June 28, 2012

The Patient Protection and Affordable Care Act was signed into law by President Obama on March 23, 2010. While certain elements of the legislation have already begun to take effect, the surtax of 3.8% on certain types of unearned income of individuals, trusts, and estates won't begin until January 1, 2013. In this Wealth Management Update, Michael Morrone, Associate Director of Client Management, explains the rules regarding when the surtax applies, and offers some planning strategies to mitigate the surtax. 

 

Wells Fargo & Company and its affiliates do not provide legal advice. Please consult your legal advisors to determine how this information may apply to your own situation. Whether any planned tax result is realized by you depends on the specific facts of your own situation at the time your taxes are prepared.

Wells Fargo Wealth Management provides financial products and services through Wells Fargo Bank, N.A. and their various affiliates and subsidiaries. The information and opinions in these reports were prepared by the Investment Management arm of Wells Fargo Private Bank, a part of Wells Fargo Wealth Management and a division of Wells Fargo Bank, N.A.

Investments discussed in these reports may not be insured by the Federal Deposit Insurance Corporation and may be unsuitable for some investors depending on their specific investment objectives and financial position. These reports are not an offer to buy or sell, or a solicitation of an offer to buy or sell the securities or strategies mentioned.

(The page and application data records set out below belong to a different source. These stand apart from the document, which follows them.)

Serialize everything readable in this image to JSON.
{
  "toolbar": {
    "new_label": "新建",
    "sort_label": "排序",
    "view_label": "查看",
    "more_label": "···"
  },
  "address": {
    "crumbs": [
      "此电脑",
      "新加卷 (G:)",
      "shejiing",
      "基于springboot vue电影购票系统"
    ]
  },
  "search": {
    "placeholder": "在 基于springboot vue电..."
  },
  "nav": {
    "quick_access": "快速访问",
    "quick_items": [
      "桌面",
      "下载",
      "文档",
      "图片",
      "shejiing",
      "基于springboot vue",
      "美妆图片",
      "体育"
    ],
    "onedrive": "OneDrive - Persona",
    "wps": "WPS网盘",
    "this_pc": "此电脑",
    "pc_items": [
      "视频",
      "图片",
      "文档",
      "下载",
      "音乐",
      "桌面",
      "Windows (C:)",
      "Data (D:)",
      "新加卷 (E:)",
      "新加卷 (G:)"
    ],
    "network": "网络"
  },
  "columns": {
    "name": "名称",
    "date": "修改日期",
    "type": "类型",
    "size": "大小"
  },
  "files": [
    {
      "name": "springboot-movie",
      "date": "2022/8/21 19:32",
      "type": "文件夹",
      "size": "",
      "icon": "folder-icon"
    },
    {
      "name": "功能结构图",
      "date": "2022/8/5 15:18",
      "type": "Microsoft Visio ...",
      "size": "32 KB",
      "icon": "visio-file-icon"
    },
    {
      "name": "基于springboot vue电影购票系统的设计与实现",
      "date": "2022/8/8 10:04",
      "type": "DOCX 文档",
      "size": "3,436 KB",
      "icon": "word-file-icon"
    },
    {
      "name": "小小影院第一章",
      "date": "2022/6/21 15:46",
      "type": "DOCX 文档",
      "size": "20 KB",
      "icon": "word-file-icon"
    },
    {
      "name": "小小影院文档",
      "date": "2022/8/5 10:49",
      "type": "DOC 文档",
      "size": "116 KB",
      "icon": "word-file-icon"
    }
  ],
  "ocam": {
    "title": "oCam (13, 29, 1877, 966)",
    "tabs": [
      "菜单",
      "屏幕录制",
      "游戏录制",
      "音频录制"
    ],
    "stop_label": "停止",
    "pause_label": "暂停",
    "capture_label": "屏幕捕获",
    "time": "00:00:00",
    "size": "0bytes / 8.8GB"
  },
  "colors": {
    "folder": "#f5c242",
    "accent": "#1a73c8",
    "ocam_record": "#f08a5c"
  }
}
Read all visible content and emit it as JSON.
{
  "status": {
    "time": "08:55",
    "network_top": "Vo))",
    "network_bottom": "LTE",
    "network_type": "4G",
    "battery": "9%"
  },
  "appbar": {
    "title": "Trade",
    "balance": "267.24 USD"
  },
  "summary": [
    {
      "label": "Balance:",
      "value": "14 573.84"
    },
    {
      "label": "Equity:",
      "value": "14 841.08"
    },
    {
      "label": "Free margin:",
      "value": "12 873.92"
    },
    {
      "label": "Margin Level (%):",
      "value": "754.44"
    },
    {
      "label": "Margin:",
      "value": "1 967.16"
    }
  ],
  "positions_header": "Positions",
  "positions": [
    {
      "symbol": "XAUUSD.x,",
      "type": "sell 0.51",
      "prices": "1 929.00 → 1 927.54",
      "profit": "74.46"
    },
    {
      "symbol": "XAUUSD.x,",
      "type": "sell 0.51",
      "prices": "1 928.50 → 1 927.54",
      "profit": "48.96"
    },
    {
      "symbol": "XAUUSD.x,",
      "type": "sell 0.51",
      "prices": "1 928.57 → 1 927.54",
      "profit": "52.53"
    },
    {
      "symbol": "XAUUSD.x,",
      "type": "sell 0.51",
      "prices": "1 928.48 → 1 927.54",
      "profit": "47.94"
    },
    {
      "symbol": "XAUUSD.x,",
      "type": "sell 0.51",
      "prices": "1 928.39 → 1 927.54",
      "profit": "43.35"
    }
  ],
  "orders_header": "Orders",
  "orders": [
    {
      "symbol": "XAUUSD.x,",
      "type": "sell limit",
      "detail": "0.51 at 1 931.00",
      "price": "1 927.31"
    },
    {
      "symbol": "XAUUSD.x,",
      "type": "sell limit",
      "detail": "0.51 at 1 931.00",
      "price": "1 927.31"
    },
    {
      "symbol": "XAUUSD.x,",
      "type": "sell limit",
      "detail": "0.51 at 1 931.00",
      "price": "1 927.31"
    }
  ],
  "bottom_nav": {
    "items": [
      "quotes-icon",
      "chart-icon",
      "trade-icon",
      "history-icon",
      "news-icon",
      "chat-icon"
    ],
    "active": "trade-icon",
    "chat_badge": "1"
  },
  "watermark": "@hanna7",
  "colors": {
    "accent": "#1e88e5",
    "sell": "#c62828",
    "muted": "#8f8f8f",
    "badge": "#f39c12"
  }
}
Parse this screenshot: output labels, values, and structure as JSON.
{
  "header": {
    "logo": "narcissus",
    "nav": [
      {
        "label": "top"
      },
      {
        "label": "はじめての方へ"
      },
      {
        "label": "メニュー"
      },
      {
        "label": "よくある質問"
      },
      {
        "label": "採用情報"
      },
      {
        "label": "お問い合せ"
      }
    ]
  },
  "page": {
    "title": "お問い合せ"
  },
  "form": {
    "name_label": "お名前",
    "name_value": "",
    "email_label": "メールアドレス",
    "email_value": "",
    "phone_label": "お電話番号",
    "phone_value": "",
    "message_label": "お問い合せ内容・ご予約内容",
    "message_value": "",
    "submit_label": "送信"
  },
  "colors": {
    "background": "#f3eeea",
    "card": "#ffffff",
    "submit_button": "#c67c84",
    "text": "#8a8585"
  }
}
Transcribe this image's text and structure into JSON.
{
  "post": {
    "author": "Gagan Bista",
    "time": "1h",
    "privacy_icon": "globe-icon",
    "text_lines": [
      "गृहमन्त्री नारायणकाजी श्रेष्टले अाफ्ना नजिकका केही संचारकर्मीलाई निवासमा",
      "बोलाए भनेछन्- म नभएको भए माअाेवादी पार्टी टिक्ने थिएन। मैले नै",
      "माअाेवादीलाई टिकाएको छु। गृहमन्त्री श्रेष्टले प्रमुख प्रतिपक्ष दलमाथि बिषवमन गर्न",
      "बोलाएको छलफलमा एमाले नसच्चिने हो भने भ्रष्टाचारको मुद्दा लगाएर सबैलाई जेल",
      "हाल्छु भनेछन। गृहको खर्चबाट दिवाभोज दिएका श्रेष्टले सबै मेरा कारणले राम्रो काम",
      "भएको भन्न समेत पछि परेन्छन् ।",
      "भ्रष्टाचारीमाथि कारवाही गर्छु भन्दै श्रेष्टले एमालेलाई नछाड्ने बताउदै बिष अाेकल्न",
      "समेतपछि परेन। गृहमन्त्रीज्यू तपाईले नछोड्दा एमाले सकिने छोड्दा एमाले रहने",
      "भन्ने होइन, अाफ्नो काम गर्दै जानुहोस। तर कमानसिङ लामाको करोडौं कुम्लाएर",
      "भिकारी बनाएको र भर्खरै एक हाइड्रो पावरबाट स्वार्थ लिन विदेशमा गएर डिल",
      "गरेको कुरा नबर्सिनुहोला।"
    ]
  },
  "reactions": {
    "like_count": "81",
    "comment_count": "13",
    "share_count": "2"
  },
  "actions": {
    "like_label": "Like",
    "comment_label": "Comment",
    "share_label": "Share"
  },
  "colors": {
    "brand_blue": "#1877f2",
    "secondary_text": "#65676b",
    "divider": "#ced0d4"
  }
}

Brokerage services offered by Wells Fargo Advisors, LLC. Wells Fargo Advisors, LLC, Member SIPC is a registered broker-dealer and separate non-bank affiliate of Wells Fargo & Company.

 

Investment Products: Not FDIC Insured, No Bank Guarantee, May Lose Value.